The BA.2.75 subvariant, which is the first second-generation SARS-CoV-2 subvariant reported from regions outside its area of origin, has nine additional novel mutations apart from the mutations reported in the Omicron subvariants. Two of the novel mutations are believed to increase the binding of the BA.2.75 spike protein to the angiotensin-converting enzyme-2 (ACE-2) receptor and the immune evasion abilities of the sub-variant. The hybrid immunity granted by complete vaccination status and breakthrough infections of BA.1 or BA.5 exhibit significant protection against BA.2.75.
Furthermore, the authors discussed another study that examined the neutralizing antibody titers against BA.4, BA.5, and BA.2.75 in individuals vaccinated with two doses of the Sinopharm BBIBP-CorV vaccine and a booster dose of the BBIBP-CorV or Anhui Zhifei Longcom Zifivax vaccine. The results from that study reported lower neutralizing efficacy against BA.4 and BA.5 compared to BA.2.75.
To summarize, the study examined the neutralizing antibody titers against the wild-type SARS-CoV-2 strain and the Omicron sub-variants BA.1, BA.2, BA.2.75, and BA.5 among healthcare workers in Israel who were fully vaccinated with three doses of the Comirnaty vaccine and had breakthrough infections with the Omicron BA.1 or BA.5 variant.
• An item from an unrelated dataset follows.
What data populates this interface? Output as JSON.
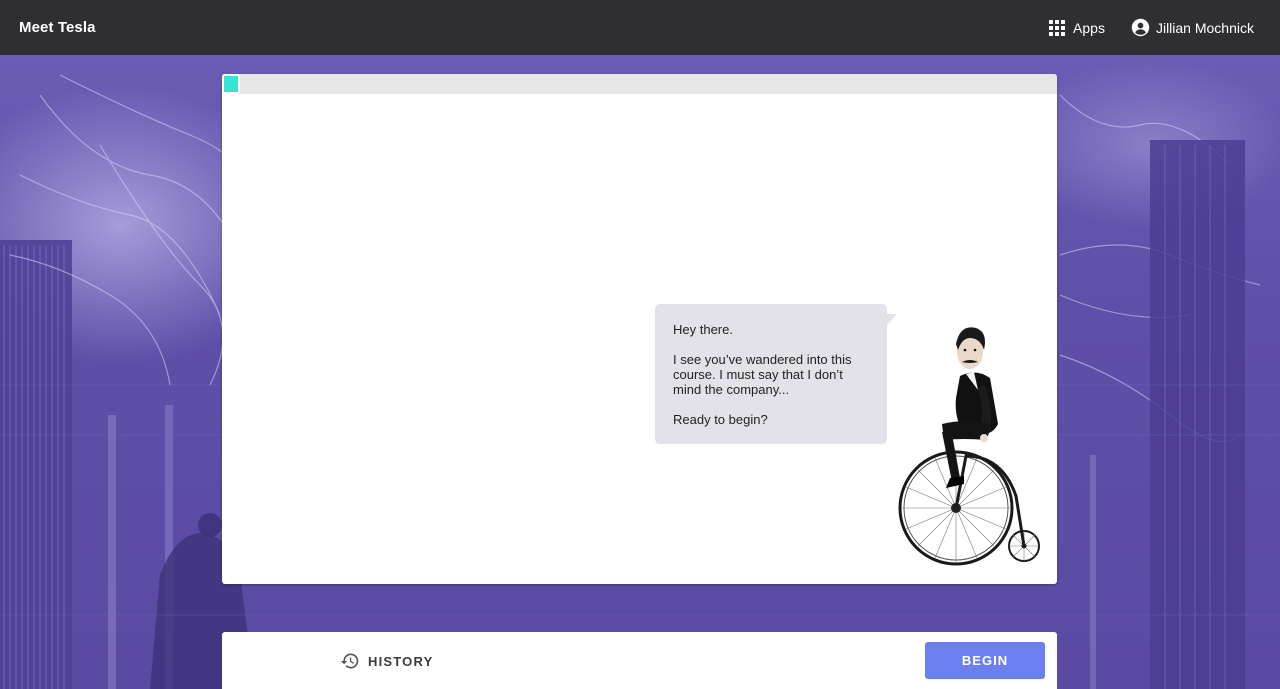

Compared to the vaccinated individuals with no breakthrough infections, individuals with BA.1 and BA.5 breakthrough infections exhibited similar neutralizing titers against BA.2.75. Interestingly the neutralizing titers against BA.5 in individuals with BA.1 breakthrough infections were significantly lower, and vice versa.
However, the results indicate hybrid immunity from complete vaccinations with the Comirnaty vaccine and breakthrough infections exhibit cross-reactive protection against emergent second-generation sub-variants with increased ACE-2 receptor binding and immune evasion abilities.
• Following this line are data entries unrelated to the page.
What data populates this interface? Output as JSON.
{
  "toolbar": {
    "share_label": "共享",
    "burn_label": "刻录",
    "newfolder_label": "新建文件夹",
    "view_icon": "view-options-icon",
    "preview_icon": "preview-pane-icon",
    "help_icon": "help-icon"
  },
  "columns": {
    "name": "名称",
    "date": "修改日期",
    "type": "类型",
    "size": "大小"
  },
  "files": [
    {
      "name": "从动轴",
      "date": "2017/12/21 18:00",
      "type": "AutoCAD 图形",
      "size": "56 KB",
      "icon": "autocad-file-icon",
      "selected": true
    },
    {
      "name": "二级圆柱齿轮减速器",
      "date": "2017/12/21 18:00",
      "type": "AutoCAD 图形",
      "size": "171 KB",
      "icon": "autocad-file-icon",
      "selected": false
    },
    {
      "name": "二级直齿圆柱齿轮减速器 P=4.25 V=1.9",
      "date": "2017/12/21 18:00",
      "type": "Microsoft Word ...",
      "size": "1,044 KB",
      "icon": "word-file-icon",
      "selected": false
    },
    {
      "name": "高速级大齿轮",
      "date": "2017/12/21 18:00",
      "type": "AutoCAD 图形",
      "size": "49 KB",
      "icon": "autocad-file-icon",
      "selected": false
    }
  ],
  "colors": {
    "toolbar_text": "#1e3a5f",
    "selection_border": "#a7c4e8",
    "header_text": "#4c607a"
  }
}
- Atari, N., Kliker, L., Zuckerman, N., Elkader, B. A., Weiss-Ottolenghi, Y., Mendelson, E., Kreiss, Y., Regev-Yochay, G., & Mandelboim, M. (2022). Omicron BA.2.75 variant is efficiently neutralised following BA..1 and BA..5 breakthrough infection in vaccinated individuals, Israel, June to September 2022. Eurosurveillance. doi: https://doi.org/10.2807/1560-7917.es.2022.27.44.2200785 https://www.eurosurveillance.org/content/10.2807/1560-7917.ES.2022.27.44.2200785
Posted in: Medical Science News | Medical Research News | Disease/Infection News
Tags: Angiotensin, Antibodies, Antibody, Coronavirus, covid-19, Efficacy, Enzyme, Genome, Healthcare, immunity, Mortality, Mutation, Omicron, Pandemic, Protein, Receptor, Respiratory, Ribonucleic Acid, SARS, SARS-CoV-2, Severe Acute Respiratory, Severe Acute Respiratory Syndrome, Spike Protein, Syndrome, Vaccine
Dr. Chinta Sidharthan
Chinta Sidharthan is a writer based in Bangalore, India. Her academic background is in evolutionary biology and genetics, and she has extensive experience in scientific research, teaching, science writing, and herpetology. Chinta holds a Ph.D. in evolutionary biology from the Indian Institute of Science and is passionate about science education, writing, animals, wildlife, and conservation. For her doctoral research, she explored the origins and diversification of blindsnakes in India, as a part of which she did extensive fieldwork in the jungles of southern India. She has received the Canadian Governor General’s bronze medal and Bangalore University gold medal for academic excellence and published her research in high-impact journals.
Source: Read Full Article